Transformalor has passed through the furniture store several times since 2015, like the one in Berlin’s Tempelhof district, for example, or in Warsaw. It is the ideal goal for Raether’s figuration, which deals with the reproduction of people and goods. Ikea is the matrix for life in a standardized nuclear family. The global company manages to homogenize the heterogeneous. Millions of people view the images in its sales catalogs, its country-home surfaces, its modular, affordable furniture as the template for an organizable, affordable, happy family life. Everything is okay about the Ikea shopping experience, so long as you are there alone or in a family-like structure. “The walk through Ikea usually goes well, until I, as an avatar, identify those on the tour as members of a group,” says Raether. “Before that, we are customers, isolated individuals, families, friends. But then Ikea realizes that it is a different formation, that we are not doing any shopping here.” At this point Raether and his groups are escorted out of the store.
So, what if the heterogeneous “family” of the future were to be a guerrilla family — ever-changing, opaque, chaotic, and imperfect? What if people could duplicate their identities like the printer that prints itself: not just symbolically, but also materially? What if there were children with three or more genetic parents, new skin colors, genders, cyborg combinations – all of which can be produced in a do-it-yourself process? A good intent to have, Johannes Paul Raether says, is “to realize the imaginable in the possible.” One need only connect to Transformalor’s ever-growing data body to know that this is no queer-political drag show, no theoretical finger exercise. The imaginable is already mutating into possibility. The Reprovolution has long since begun.
This article was originally published in 032c Issue 34 “The Big Flat Now” – available to buy at our online store.
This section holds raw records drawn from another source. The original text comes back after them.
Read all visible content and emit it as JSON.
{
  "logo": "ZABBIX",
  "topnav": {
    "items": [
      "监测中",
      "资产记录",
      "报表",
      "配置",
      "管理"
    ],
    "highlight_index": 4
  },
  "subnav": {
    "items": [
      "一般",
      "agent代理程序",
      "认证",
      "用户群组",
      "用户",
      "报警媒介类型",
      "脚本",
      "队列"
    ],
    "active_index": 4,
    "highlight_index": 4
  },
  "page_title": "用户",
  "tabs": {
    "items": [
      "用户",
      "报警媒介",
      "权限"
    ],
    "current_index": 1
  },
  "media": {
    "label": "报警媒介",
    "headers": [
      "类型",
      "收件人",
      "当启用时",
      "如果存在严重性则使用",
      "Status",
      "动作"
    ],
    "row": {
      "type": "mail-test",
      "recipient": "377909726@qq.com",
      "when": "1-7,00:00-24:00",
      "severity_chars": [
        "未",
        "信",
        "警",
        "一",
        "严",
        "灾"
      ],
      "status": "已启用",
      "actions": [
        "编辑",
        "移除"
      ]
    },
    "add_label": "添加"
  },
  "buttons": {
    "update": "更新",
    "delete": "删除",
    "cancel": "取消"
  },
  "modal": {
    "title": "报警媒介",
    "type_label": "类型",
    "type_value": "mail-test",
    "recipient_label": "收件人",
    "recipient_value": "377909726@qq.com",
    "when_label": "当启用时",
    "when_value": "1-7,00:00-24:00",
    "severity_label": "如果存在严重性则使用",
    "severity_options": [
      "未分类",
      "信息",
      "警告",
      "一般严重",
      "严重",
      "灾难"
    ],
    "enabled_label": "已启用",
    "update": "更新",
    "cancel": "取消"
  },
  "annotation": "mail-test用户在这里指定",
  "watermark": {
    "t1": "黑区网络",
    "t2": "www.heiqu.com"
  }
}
Johannes Paul Raether will appear this month as part of Persisting Realities as part of Berlin’s CTM Festival from January 25 until February 2, 2019.
- TextOliver Körner von Gustorf